Here are some other informative articles regarding company liquidation in the UK:
- Am I Liable For Company Debts During Insolvent Liquidation?
- Business Debt Advice
- Can’t Afford to Pay Business Rates – What Options Are Available?
- Cannot Pay Corporation Tax Bill – What Options Do I Have?
- Company Cash Flow Problems: What Are Your Options?
- How Can a Business Remove a County Court Judgment (CCJ)?
- How Do I know If My Company Is Insolvent?
- I Cannot Afford to Repay My Bounce Back Loan
- Is a Director Liable for Company Tax After Insolvency?
- Is My Company Insolvent If It Can’t Afford To Pay HMRC?
- My Business Has Fallen Behind With PAYE
- My Company is Going Bankrupt: What Are My Options?
- Understanding HMRC Debt Collection
- What Are the Warning Signs of Insolvency?
- What Does It Mean When Your Business Is Bankrupt?
- What Happens When I Owe Money to My Own Company?
- What is a High Court Writ?
- What is Company Insolvency?
- What Is Deemed Misuse of a Bounce Back Loan?
- What Is HMRC Time to Pay Arrangement?
- What is the Insolvency Test for a Limited Company?
- Which Creditors Get Paid First in a Liquidation Process
- Who Decides When a Limited Company Is Insolvent?
Areas We Cover
- Liquidation Types Greater London
- Liquidation Types Essex

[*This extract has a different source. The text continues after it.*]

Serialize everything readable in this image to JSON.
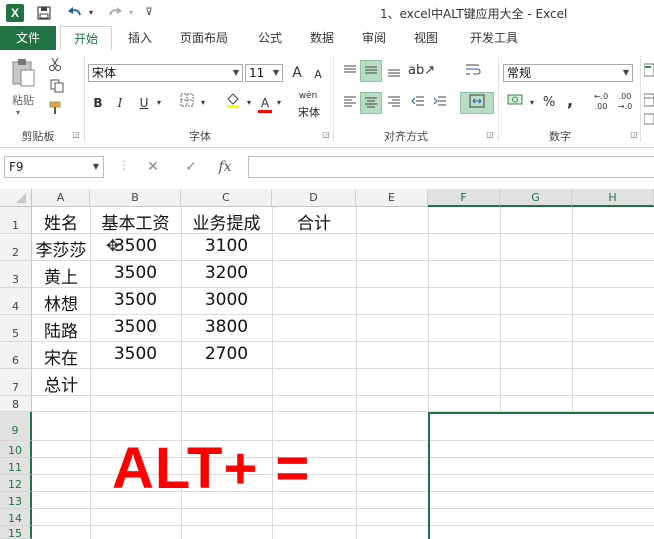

- Liquidation Types Hertfordshire
- Liquidation Types Kent
- Liquidation Types Surrey
- Liquidation Types Bedfordshire
- Liquidation Types Buckinghamshire
- Liquidation Types Berkshire
- Liquidation Types Cambridgeshire
- Liquidation Types East Sussex
- Liquidation Types Hampshire
- Liquidation Types West Sussex
- Liquidation Types Suffolk
- Liquidation Types Oxfordshire
- Liquidation Types Northamptonshire
- Liquidation Types Wiltshire
- Liquidation Types Warwickshire
- Liquidation Types Norfolk
- Liquidation Types Leicestershire
- Liquidation Types Dorset
- Liquidation Types Gloucestershire
- Liquidation Types West Midlands
- Liquidation Types Somerset
- Liquidation Types Worcestershire
- Liquidation Types Nottinghamshire
- Liquidation Types Bristol
- Liquidation Types Derbyshire
- Liquidation Types Lincolnshire
- Liquidation Types Herefordshire
- Liquidation Types Staffordshire
- Liquidation Types Cardiff
- Liquidation Types South Yorkshire
- Liquidation Types Shropshire
- Liquidation Types Greater Manchester
- Liquidation Types Cheshire
- Liquidation Types West Yorkshire
- Liquidation Types Swansea
- Liquidation Types North Yorkshire
- Liquidation Types East Riding of Yorkshire
- Liquidation Types Merseyside
- Liquidation Types Devon
- Liquidation Types Lancashire
- Liquidation Types Durham
- Liquidation Types Tyne and Wear
- Liquidation Types Northumberland
- Liquidation Types Cumbria
- Liquidation Types Edinburgh
- Liquidation Types Glasgow